**PROBLEM STATEMENT**
In the listing below, every entry should be duplicated exactly.

**DATASET EXTRACT**
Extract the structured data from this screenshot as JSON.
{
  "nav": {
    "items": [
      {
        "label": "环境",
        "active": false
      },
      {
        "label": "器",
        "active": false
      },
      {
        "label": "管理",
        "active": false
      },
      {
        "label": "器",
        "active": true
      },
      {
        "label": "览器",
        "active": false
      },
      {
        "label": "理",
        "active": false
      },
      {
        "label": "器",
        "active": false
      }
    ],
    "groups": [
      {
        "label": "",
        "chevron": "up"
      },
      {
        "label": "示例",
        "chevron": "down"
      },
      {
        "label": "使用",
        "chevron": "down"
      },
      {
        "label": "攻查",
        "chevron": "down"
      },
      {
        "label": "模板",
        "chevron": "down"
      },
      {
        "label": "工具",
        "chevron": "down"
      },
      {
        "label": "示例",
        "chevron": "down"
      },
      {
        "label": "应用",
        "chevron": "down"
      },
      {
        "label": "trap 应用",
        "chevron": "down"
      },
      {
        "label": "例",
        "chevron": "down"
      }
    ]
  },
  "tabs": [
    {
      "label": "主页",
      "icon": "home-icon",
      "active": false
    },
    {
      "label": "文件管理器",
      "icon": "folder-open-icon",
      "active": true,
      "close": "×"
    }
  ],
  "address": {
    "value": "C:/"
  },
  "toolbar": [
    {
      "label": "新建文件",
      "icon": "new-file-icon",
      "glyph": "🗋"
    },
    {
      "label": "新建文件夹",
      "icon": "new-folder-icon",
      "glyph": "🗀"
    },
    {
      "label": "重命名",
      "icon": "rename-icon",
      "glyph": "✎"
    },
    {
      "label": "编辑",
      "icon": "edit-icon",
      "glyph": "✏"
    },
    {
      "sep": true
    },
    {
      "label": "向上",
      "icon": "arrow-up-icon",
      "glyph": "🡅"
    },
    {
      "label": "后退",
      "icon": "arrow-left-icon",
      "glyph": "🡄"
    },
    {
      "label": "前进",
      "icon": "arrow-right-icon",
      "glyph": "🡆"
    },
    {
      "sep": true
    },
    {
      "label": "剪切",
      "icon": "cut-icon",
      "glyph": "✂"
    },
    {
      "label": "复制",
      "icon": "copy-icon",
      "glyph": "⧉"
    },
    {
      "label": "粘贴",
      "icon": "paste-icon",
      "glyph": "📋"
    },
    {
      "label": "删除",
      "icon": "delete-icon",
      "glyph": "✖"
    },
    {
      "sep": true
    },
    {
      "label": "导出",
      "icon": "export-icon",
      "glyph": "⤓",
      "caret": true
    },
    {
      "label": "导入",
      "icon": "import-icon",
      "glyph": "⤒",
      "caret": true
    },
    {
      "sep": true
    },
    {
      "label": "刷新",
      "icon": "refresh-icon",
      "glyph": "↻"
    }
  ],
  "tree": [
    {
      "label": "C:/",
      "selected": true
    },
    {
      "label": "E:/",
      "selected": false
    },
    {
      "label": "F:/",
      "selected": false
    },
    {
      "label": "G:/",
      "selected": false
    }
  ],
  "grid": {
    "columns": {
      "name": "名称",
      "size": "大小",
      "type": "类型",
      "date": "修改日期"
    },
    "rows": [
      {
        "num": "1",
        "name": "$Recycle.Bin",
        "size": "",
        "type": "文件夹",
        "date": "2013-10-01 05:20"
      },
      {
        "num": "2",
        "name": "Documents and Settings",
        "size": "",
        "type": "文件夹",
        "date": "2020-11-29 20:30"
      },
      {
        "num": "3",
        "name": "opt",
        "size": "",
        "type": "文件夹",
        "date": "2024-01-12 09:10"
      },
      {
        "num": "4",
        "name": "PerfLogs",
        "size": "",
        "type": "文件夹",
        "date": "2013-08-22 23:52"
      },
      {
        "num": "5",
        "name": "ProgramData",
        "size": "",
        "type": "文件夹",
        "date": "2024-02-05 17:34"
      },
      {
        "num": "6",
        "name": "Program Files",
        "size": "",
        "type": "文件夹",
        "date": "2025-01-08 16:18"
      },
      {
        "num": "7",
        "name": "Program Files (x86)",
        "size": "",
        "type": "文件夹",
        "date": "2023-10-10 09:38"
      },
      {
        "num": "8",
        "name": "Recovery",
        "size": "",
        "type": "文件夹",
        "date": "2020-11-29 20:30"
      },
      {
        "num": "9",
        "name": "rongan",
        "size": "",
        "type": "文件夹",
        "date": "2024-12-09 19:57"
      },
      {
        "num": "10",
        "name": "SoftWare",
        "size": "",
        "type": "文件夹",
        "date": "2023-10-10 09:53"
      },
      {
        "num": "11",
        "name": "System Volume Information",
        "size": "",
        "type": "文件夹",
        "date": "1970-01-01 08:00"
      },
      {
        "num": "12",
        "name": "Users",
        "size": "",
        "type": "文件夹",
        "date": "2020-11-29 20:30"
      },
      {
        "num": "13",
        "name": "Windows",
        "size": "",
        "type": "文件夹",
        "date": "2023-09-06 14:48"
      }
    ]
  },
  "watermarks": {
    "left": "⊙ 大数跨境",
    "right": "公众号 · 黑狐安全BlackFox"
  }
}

**ANSWER AREA**
Extract the structured data from this screenshot as JSON.
{
  "nav": {
    "items": [
      {
        "label": "环境",
        "active": false
      },
      {
        "label": "器",
        "active": false
      },
      {
        "label": "管理",
        "active": false
      },
      {
        "label": "器",
        "active": true
      },
      {
        "label": "览器",
        "active": false
      },
      {
        "label": "理",
        "active": false
      },
      {
        "label": "器",
        "active": false
      }
    ],
    "groups": [
      {
        "label": "",
        "chevron": "up"
      },
      {
        "label": "示例",
        "chevron": "down"
      },
      {
        "label": "使用",
        "chevron": "down"
      },
      {
        "label": "攻查",
        "chevron": "down"
      },
      {
        "label": "模板",
        "chevron": "down"
      },
      {
        "label": "工具",
        "chevron": "down"
      },
      {
        "label": "示例",
        "chevron": "down"
      },
      {
        "label": "应用",
        "chevron": "down"
      },
      {
        "label": "trap 应用",
        "chevron": "down"
      },
      {
        "label": "例",
        "chevron": "down"
      }
    ]
  },
  "tabs": [
    {
      "label": "主页",
      "icon": "home-icon",
      "active": false
    },
    {
      "label": "文件管理器",
      "icon": "folder-open-icon",
      "active": true,
      "close": "×"
    }
  ],
  "address": {
    "value": "C:/"
  },
  "toolbar": [
    {
      "label": "新建文件",
      "icon": "new-file-icon",
      "glyph": "🗋"
    },
    {
      "label": "新建文件夹",
      "icon": "new-folder-icon",
      "glyph": "🗀"
    },
    {
      "label": "重命名",
      "icon": "rename-icon",
      "glyph": "✎"
    },
    {
      "label": "编辑",
      "icon": "edit-icon",
      "glyph": "✏"
    },
    {
      "sep": true
    },
    {
      "label": "向上",
      "icon": "arrow-up-icon",
      "glyph": "🡅"
    },
    {
      "label": "后退",
      "icon": "arrow-left-icon",
      "glyph": "🡄"
    },
    {
      "label": "前进",
      "icon": "arrow-right-icon",
      "glyph": "🡆"
    },
    {
      "sep": true
    },
    {
      "label": "剪切",
      "icon": "cut-icon",
      "glyph": "✂"
    },
    {
      "label": "复制",
      "icon": "copy-icon",
      "glyph": "⧉"
    },
    {
      "label": "粘贴",
      "icon": "paste-icon",
      "glyph": "📋"
    },
    {
      "label": "删除",
      "icon": "delete-icon",
      "glyph": "✖"
    },
    {
      "sep": true
    },
    {
      "label": "导出",
      "icon": "export-icon",
      "glyph": "⤓",
      "caret": true
    },
    {
      "label": "导入",
      "icon": "import-icon",
      "glyph": "⤒",
      "caret": true
    },
    {
      "sep": true
    },
    {
      "label": "刷新",
      "icon": "refresh-icon",
      "glyph": "↻"
    }
  ],
  "tree": [
    {
      "label": "C:/",
      "selected": true
    },
    {
      "label": "E:/",
      "selected": false
    },
    {
      "label": "F:/",
      "selected": false
    },
    {
      "label": "G:/",
      "selected": false
    }
  ],
  "grid": {
    "columns": {
      "name": "名称",
      "size": "大小",
      "type": "类型",
      "date": "修改日期"
    },
    "rows": [
      {
        "num": "1",
        "name": "$Recycle.Bin",
        "size": "",
        "type": "文件夹",
        "date": "2013-10-01 05:20"
      },
      {
        "num": "2",
        "name": "Documents and Settings",
        "size": "",
        "type": "文件夹",
        "date": "2020-11-29 20:30"
      },
      {
        "num": "3",
        "name": "opt",
        "size": "",
        "type": "文件夹",
        "date": "2024-01-12 09:10"
      },
      {
        "num": "4",
        "name": "PerfLogs",
        "size": "",
        "type": "文件夹",
        "date": "2013-08-22 23:52"
      },
      {
        "num": "5",
        "name": "ProgramData",
        "size": "",
        "type": "文件夹",
        "date": "2024-02-05 17:34"
      },
      {
        "num": "6",
        "name": "Program Files",
        "size": "",
        "type": "文件夹",
        "date": "2025-01-08 16:18"
      },
      {
        "num": "7",
        "name": "Program Files (x86)",
        "size": "",
        "type": "文件夹",
        "date": "2023-10-10 09:38"
      },
      {
        "num": "8",
        "name": "Recovery",
        "size": "",
        "type": "文件夹",
        "date": "2020-11-29 20:30"
      },
      {
        "num": "9",
        "name": "rongan",
        "size": "",
        "type": "文件夹",
        "date": "2024-12-09 19:57"
      },
      {
        "num": "10",
        "name": "SoftWare",
        "size": "",
        "type": "文件夹",
        "date": "2023-10-10 09:53"
      },
      {
        "num": "11",
        "name": "System Volume Information",
        "size": "",
        "type": "文件夹",
        "date": "1970-01-01 08:00"
      },
      {
        "num": "12",
        "name": "Users",
        "size": "",
        "type": "文件夹",
        "date": "2020-11-29 20:30"
      },
      {
        "num": "13",
        "name": "Windows",
        "size": "",
        "type": "文件夹",
        "date": "2023-09-06 14:48"
      }
    ]
  },
  "watermarks": {
    "left": "⊙ 大数跨境",
    "right": "公众号 · 黑狐安全BlackFox"
  }
}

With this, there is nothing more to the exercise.